Elon Musk, who threw his social media support behind the video game retailer with his Gamestonk!! Tweet last month, now has helped push bitcoin's price sharply higher with pro-crypto tweets. That his electric car company Tesla adding $1.5 billion worth of bitcoin to its balance sheet also didn't hurt its value.
Bitcoin's price rose last week to almost $60,000. Back in March 2020, it was at less than $4,000.
Tax collector's continued interest: The Internal Revenue Service is among those watching this latest rise of virtual currency.
The U.S. tax agency considers bitcoin and its brethren as investments, which means transactions involving the asset potentially are subject to capital gains tax. The IRS has been ramping up its efforts to ensure that those who trade in it also understand this and pay all the associated cryptocurrency taxes.
To that end, the IRS has finalized the instructions for Form 1040, the tax return that individual taxpayers must file every year. In fact, the 1040 itself now has a checkbox question about virtual currency at the top of the form.
The crypto query was moved from the Form 1040 Schedule 1 to make it more obvious and help ensure that these filers understand they have to let the IRS know.
And now the IRS has revised its Form 1040 instructions regarding Bitcoin et al. The non-exhaustive list of transactions, found on pages 15-16, no longer included the purchase of virtual currency or the acquisition of a financial interest in virtual currency.
Actual tax instructions for virtual currencies: The final version of the 1040 instructions, which is annotated with a February 2021 revision note, says in connection with virtual currency tax reporting that:
"A transaction involving virtual currency includes, but is not limited to:
- The receipt or transfer of virtual currency for free (without providing any consideration), including from an airdrop or hard fork;
- An exchange of virtual currency for goods or services;
- A sale of virtual currency;
- An exchange of virtual currency for other property, including for another virtual currency; and
- A disposition of a financial interest in virtual currency."
In its draft format back in December, the IRS had put "a purchase of virtual currency" and "an acquisition of a financial interest in virtual currency" on that list.
Why were those actions removed? Since I'm a say-it-with-cash kind of gal, I'll defer to the experts at Thomson Reuters Checkpoint as to the IRS' removal of a couple of cryptocurrency specifics.
The tax research, planning and compliance company's take is that even though those two actions have been excised from the 1040 instructions list, their removal doesn't necessarily mean that they aren't virtual currency transactions.

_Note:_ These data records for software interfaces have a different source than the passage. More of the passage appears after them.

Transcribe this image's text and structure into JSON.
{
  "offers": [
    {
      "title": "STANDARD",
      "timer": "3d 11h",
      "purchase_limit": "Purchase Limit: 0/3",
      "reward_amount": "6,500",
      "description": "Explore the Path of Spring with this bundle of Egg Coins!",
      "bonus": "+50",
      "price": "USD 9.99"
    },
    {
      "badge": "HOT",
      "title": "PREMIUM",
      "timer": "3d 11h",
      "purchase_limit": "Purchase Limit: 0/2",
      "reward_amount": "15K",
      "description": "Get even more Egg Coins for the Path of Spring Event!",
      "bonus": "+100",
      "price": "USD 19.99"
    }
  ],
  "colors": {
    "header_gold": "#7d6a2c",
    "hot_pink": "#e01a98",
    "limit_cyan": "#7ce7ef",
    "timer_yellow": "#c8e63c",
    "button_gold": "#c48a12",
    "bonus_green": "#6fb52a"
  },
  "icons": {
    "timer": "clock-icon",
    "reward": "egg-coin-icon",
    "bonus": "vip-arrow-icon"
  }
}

Thomson Reuters Checkpoint notes that the IRS acknowledges the list is not exhaustive with the phrase that it "includes, but is not limited to" the bullet points in the instructions.
Plus, the virtual currency yes/no question on the 1040 explicitly asks whether a taxpayer has received or acquired a financial interest in virtual currency. Regardless of what is specified in the instructions' list, says Thomson Reuters Checkpoint, the purchase of or acquiring a financial interest in virtual currency would require the taxpayer to answer yes.
Shouting out and about crypto: This conjunction of virtual currency and taxes is why I'm sticking to traditional financial transactions, despite what Elon advises!
If you, however, are more speculative and adventuresome in your investing, then I offer as this weekend's first Saturday Shout Out the Motley Fool piece that asked successful investors whether bitcoin should be a part of portfolios.
A second Shout Out goes to Billy Bambrough's article in Forbes on another billionaire's take on the current cryptocurrency craze. Bill Gates says that people with less money than Musk should "probably watch out" when it comes to bitcoin.
If you already are into crypto, Nicolas Vega's story at CNBC on whether you owe taxes on your bitcoin gets this weekend's third Shout Out.
And if you're wondering about the impact of virtual currency on real finances, then the fourth and final Shout Out to NPR's 1A program on what cryptocurrency means to the U.S. dollar and its global influence is for you.
BONUS: My tumblr blog Tumbling Taxes looks at how to invest in cryptocurrency without actually holding any coins.
Enjoy the articles, audio and your weekend.
Since I'm among those folks to whom Gates referred, I'm spending part of my Saturday afternoon with college basketball on in the background as I put my stash of pocket change into coin rolls to cash in at my bank next week.
You also might find these items of interest:
- IRS cops going after tax evading cryptocurrency accounts
- Cryptocurrency tax compliance effort a success for asset owners and IRS
- Cryptocurrency successes among highlights of IRS criminal investigators' annual 2019 report